### Entries from a dataset of interfaces
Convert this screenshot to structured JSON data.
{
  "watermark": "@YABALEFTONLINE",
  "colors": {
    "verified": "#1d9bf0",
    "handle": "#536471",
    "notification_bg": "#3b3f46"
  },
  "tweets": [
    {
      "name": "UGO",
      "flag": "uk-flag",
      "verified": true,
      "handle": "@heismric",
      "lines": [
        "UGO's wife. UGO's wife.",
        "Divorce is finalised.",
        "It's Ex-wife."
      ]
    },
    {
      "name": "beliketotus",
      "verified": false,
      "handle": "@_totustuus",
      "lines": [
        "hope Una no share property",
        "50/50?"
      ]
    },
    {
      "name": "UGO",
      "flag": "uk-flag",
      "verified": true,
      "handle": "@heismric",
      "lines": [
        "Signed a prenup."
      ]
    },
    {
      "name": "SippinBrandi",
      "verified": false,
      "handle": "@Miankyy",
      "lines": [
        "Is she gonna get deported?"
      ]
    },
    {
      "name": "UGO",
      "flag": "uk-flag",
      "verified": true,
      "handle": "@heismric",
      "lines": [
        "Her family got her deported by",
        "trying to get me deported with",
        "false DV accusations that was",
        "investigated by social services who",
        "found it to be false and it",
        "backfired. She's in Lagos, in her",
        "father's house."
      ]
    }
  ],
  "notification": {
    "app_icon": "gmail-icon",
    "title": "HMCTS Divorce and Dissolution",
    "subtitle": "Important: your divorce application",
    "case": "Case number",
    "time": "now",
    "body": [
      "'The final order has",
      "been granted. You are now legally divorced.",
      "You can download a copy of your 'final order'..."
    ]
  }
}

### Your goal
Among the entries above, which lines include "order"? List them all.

### Response to this task
      "'The final order has",
      "You can download a copy of your 'final order'..."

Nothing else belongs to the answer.